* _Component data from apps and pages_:
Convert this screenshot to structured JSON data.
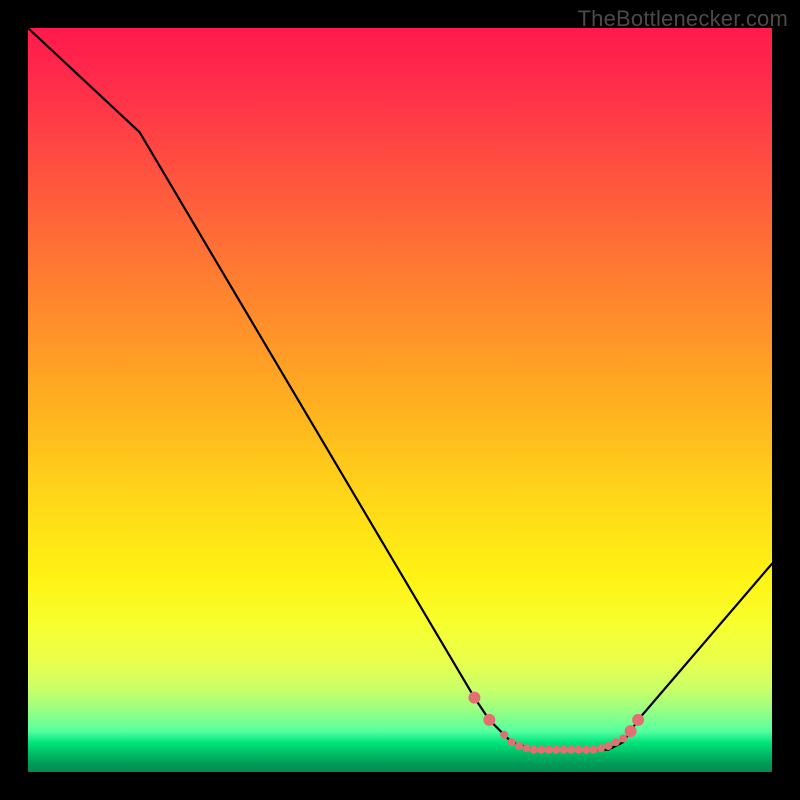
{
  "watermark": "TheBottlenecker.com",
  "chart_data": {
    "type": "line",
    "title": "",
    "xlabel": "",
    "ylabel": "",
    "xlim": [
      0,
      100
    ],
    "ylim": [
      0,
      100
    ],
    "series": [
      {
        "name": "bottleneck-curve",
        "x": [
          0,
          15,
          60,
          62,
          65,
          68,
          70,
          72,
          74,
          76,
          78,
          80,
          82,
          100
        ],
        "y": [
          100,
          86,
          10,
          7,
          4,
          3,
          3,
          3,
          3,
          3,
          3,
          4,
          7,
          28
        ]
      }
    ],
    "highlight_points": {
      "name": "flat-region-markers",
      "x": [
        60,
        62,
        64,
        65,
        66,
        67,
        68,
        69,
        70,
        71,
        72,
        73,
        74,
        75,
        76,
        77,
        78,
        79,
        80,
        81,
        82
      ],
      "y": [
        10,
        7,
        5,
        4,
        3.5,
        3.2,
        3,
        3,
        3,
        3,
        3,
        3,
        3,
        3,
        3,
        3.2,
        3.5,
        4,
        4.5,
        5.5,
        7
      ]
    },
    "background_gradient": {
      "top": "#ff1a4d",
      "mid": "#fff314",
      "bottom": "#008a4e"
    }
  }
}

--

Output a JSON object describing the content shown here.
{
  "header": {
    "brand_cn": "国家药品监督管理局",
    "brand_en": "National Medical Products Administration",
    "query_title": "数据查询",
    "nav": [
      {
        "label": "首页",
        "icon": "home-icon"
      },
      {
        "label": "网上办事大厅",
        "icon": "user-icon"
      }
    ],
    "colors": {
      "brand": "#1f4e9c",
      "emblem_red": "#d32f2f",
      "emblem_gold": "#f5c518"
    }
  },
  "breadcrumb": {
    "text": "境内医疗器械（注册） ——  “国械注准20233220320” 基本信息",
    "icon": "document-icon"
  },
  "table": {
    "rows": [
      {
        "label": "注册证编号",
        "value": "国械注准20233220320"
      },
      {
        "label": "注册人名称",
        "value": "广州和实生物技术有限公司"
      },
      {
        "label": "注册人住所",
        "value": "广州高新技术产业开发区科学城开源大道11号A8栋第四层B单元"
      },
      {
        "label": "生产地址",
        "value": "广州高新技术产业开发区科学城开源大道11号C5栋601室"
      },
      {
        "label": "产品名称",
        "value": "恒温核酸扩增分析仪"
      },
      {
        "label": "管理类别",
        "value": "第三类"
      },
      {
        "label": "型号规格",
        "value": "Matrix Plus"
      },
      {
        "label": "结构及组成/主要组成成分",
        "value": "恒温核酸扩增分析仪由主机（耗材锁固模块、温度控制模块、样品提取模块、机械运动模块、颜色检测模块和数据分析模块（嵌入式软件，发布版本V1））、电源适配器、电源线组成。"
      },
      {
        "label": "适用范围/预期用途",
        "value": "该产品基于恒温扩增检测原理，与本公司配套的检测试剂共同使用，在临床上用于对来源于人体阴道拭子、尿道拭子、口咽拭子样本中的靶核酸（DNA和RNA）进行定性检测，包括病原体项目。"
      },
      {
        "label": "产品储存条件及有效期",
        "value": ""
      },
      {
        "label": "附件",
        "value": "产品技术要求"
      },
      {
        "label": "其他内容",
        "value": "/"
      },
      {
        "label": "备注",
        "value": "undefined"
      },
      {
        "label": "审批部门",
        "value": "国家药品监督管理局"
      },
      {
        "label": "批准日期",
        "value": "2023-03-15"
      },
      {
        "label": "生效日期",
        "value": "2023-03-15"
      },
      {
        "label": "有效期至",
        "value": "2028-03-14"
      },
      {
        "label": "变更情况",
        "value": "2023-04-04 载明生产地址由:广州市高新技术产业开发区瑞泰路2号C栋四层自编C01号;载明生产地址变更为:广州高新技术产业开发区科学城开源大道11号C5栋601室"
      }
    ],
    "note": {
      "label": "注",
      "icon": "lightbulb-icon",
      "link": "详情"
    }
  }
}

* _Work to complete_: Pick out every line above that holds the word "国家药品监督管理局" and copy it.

* _Output_:
    "brand_cn": "国家药品监督管理局",
        "value": "国家药品监督管理局"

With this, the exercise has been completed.